= Listed records =
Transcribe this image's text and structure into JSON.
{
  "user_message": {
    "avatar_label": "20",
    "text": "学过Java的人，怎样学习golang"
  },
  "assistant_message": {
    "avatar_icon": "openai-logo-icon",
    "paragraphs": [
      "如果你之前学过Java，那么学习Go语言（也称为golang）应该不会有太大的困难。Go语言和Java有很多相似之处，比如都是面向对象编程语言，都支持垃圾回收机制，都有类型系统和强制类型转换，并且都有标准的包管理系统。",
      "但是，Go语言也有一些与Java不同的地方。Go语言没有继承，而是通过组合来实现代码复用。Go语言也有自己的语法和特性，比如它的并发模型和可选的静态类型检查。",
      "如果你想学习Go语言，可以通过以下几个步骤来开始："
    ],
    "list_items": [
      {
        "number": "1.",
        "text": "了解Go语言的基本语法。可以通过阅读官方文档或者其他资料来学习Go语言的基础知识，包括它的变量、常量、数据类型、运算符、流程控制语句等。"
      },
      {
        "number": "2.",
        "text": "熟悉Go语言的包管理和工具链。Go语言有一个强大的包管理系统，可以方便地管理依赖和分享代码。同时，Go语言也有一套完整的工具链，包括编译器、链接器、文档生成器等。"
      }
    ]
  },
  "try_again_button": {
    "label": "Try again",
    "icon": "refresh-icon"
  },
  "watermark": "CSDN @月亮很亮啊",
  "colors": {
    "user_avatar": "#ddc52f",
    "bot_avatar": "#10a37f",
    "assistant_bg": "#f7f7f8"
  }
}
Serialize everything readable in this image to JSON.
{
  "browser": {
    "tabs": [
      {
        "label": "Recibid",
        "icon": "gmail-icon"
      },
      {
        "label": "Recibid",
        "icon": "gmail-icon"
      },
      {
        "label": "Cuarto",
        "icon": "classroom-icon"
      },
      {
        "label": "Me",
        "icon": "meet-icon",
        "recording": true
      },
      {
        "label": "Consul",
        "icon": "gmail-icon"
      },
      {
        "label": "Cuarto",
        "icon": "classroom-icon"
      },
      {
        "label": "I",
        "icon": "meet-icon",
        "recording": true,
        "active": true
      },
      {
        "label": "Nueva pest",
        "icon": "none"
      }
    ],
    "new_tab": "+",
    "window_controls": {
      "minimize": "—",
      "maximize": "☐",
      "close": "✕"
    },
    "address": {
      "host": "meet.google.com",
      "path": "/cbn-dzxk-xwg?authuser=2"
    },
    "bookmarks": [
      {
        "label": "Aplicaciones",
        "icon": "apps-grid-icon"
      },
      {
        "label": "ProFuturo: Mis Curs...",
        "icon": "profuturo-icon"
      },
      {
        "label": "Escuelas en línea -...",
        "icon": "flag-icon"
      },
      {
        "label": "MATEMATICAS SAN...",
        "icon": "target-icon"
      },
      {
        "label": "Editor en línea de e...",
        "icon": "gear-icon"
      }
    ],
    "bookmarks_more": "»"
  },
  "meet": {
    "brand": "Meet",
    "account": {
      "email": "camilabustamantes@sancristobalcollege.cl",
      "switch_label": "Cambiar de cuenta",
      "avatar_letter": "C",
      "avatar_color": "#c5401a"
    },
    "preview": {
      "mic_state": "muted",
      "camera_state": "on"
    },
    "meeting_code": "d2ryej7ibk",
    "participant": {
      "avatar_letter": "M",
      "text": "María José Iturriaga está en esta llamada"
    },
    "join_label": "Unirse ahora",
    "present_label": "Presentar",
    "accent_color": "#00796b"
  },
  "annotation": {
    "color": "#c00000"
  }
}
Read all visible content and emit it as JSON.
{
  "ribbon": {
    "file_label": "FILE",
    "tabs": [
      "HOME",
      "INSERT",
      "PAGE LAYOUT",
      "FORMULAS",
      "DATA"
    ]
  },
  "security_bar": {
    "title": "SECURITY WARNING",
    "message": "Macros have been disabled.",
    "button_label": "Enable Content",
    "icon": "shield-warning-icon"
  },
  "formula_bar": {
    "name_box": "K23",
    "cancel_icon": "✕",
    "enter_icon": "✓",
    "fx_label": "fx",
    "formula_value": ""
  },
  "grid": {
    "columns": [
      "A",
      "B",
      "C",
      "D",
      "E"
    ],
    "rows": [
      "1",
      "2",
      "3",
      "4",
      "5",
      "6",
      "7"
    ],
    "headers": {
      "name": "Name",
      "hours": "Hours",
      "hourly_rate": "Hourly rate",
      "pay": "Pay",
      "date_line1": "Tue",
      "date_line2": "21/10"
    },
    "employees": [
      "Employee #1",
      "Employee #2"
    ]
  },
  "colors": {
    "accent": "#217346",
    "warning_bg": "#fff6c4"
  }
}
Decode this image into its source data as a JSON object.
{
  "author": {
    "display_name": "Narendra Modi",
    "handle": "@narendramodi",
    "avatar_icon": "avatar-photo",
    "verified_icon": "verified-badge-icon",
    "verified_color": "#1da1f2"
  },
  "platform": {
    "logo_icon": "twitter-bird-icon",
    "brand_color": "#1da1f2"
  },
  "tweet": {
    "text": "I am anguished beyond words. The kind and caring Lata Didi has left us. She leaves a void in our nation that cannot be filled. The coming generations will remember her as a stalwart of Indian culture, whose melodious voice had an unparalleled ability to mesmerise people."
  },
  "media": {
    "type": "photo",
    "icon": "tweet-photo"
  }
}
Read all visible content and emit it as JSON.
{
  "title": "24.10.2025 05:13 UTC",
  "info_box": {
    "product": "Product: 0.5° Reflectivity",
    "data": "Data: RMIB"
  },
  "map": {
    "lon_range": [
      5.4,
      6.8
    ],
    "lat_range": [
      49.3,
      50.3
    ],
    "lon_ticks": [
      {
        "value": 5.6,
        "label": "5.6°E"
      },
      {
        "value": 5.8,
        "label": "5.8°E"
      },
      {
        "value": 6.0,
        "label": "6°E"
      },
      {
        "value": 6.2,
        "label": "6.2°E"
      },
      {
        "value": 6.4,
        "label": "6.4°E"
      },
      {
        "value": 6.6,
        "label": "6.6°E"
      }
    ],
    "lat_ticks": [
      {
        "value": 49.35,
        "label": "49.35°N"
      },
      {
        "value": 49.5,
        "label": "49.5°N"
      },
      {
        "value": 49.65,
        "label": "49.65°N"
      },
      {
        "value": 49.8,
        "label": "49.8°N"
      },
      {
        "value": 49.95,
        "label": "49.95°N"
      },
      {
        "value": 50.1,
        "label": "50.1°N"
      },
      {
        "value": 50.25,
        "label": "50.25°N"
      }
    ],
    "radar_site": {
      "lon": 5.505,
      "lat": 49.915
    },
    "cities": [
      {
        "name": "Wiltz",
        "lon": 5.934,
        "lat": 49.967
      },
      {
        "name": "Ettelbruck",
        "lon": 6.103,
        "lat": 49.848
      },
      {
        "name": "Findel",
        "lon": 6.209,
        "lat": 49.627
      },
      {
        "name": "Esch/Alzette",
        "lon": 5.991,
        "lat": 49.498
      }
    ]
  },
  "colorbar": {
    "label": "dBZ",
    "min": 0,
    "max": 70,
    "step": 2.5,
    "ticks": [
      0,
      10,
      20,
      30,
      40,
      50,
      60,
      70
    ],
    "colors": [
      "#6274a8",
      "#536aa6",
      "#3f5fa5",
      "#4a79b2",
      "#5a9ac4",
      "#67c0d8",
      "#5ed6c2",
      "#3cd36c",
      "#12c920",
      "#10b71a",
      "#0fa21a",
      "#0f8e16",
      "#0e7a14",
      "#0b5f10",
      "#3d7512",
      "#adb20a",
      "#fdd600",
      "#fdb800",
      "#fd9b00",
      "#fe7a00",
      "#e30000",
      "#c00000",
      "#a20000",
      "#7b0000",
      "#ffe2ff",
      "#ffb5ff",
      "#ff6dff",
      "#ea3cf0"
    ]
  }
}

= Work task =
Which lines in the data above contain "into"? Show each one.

= Answer section =
Transcribe this image's text and structure into JSON.
Decode this image into its source data as a JSON object.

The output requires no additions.